The history of gemstones being referred to as "precious" or "semiprecious" goes back to at least the 19th century. Today these terms have such wide meanings, they can be misleading between two people who have different interpretations of them. Gemstones, which are mostly beautiful minerals that come from nature, also have a wide definition that allows for exceptions, such as non-minerals, pearl and amber. Here's a look at how to understand the  modern meaning of "precious stones."

Big Four Gemstones

Traditionally, the term "precious" was applied to gemstones that fit into four main classifications: diamonds, emeralds, rubies, and sapphires. Any other gemstone was considered to be "semiprecious." The reason this terminology has become clouded is because it's possible for a 1 carat semiprecious gem to be more valuable than the same weight of a precious gem, such as a diamond. This inconsistency is a reflection of the exceptions allowed to fit the definitions by jewelers.

Due to the confusion the terms have created, professional gemologists no longer use them. You will still, however, come across the terms throughout the jewelry industry. Be aware that the terms may be used for marketing purposes to sway buyers emotionally. Some of the gems marketed as "semiprecious" include aquamarine, garnet, turquoise, opals, and white pearls.

Sometimes pearls, which aren't even really stones, and other semiprecious gems are marketed as precious gems. If this revelation adds to the confusion, just remember scientists try to use precise language to describe things, whereas marketing language usually has much broader meaning as a strategy to reach more consumers. In other words, pay attention more to scientfic language relating to jewelry so you have a clearer idea of what you're buying.

How To Understand the Gem Market

Keep in mind that there are no strict definitions of "precious" or "semiprecious" stones within the scientific community. It's an example of how science and marketing can be far apart sometimes. You can think of "precious" as a loose synonym to "rare," but try not to put much thought into the term when it's used in marketing, since it has empty meaning among gemologists, who are responsible for determining gem value based on standards set by the Gemological Institute of America (GIA).

If you are shopping for any kind of gemstones, be aware of the 4Cs that determine their value as measured by gemologists. These four considerations are: clarity, color, cut, and carat weight, the main factors that shape gem pricing, other than rarity and beauty. Try to think beyond whether the gem is marketed as "precious" or "semiprecious." Working with a GIA-certified gemologist will answer all your questions about gem quality and its value.

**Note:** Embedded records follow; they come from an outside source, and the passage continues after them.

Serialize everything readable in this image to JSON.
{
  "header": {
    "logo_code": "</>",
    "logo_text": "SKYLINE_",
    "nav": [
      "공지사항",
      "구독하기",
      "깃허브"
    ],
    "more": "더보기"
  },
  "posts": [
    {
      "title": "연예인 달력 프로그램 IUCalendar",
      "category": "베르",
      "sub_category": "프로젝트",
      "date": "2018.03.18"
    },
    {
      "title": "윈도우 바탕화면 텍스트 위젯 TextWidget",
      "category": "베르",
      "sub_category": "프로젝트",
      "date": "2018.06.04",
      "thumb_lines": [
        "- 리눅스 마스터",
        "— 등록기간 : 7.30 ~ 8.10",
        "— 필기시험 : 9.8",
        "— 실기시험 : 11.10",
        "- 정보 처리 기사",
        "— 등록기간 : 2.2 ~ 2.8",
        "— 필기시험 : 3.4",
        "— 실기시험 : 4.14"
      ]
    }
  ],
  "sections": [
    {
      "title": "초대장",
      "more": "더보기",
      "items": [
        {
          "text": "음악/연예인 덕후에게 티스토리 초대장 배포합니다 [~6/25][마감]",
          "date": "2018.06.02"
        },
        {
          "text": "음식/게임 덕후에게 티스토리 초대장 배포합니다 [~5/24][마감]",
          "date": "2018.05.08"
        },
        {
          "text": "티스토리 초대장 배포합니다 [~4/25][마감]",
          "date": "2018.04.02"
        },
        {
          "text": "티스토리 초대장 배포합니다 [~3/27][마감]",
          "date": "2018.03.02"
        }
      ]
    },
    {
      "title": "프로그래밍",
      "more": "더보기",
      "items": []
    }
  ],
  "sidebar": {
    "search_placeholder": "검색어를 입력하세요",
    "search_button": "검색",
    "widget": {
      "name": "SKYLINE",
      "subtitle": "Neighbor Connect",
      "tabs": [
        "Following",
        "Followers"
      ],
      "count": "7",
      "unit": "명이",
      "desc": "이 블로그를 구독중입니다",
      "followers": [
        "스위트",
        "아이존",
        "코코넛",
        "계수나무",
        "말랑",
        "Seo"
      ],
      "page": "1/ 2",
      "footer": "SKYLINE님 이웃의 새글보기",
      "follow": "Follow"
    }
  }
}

Different people have different understandings of the term "precious stones," which generally now just relates to beauty and color of an organic gemstone. Don't be distracted by these words, regardless of how they are used in promoting jewelry. Focus more on how you personally value gems and how gemologists determine their monetary value. Contact Ralph Mueller & Associates to learn more about buying and selling jewelry. We have a wealth of experience in bringing international buyers and sellers together.